The Big Lottery Fund Wales Blog

People and Places: Being connected

In July 2017 the Big Lottery Fund in Wales relaunched our People and Places grant programme which is open to applications of between £10,001 and £500,000 for community projects lasting up to five years. You can read about the changes here. One of the key changes is that we’re asking all applicants to show us how their project fits into three themes:

To help explain these in more detail, we’re publishing a series of blogs to help outline what we mean by each theme. Read about people-led here and read about strength-based projects here. For this post, we asked Local Knowledge Coordinator, Amy Wilson to tell us a little more about being connected.

We want our applicants and projects to have a good understanding of other activities and services in their community and can show how their project will complement these.

In a snapshot, what does ‘connected’ mean?

We want the projects we fund to have a good understanding of the activities and services in their communities and be able to show how their idea, work and project works with and complements what already exists.

A connected approach means that you understand and are using what you have learned from being both people-led and strength-based.

You can think about being connected at two levels:


What does being connected look like?

There is no ‘one sizes fits all’ approach when it comes to being connected. It will vary between organisations and communities. We’re not looking for a certain level of connection but for connections that make sense for your project and that will give your activities the best possible chance of being successful. Here are a few examples:


What if we don’t have any connections?

From our experience, every group is connected in some way and no group is working in isolation. Have a think about the work you do and the links you already have, even if they’re quite informal.
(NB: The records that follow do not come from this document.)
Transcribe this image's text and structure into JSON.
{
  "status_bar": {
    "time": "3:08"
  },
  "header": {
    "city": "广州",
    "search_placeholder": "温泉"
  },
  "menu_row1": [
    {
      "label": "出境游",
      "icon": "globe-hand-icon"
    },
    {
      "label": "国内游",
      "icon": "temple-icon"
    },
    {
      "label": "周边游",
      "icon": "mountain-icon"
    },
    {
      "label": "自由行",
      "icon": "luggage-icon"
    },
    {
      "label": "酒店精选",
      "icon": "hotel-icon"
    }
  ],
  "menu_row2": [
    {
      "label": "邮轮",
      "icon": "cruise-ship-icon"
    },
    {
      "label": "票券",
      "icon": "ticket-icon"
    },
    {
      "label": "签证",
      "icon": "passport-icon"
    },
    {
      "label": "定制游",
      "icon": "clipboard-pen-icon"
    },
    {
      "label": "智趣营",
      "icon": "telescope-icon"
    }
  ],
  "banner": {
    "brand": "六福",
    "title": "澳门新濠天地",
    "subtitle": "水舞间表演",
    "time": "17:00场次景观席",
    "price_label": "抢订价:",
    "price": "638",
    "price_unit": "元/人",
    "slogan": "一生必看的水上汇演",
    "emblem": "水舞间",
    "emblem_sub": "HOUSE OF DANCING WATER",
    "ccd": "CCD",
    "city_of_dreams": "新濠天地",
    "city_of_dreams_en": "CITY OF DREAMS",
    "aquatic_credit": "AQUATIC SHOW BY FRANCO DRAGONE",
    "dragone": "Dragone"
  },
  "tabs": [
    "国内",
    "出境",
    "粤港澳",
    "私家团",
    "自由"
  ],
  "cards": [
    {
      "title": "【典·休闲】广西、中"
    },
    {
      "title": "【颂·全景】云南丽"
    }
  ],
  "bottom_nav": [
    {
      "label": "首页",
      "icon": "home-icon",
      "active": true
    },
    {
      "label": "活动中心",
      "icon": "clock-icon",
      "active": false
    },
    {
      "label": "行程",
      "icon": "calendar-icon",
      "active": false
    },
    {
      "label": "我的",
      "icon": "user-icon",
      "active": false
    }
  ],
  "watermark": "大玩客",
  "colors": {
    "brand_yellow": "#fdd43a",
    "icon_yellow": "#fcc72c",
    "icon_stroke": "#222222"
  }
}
Sometimes people and groups do need to work more independently. For example, when working with sensitive issues such as people with addictions, ex-offenders, different sexual orientation, domestic abuse. In these cases, there might be a need to work in a less integrated way within the wider community. However, you could show that your connections are on a more regional/national b


asis, working with other similar organisations to share learning and keep them informed of your work.


What are the benefits of being connected?

We want to know that you know the community that you are working in and why your project makes sense to you and the community. By understanding what similar services currently exist, you can be sure that you’re project is adding value and not duplicating what’s already being provided.

Being connected will help you make informed decisions on your approach, that you have considered the community and the people when you developed the project idea. By doing this there is more chance that what you plan to do will have a positive impact and be successful.



If you would like to find out more about People and Places – visit for medium grants (£10,001 to £100,000) or for large grants (£100,001 to £500,000), call 0300 123 0735 or email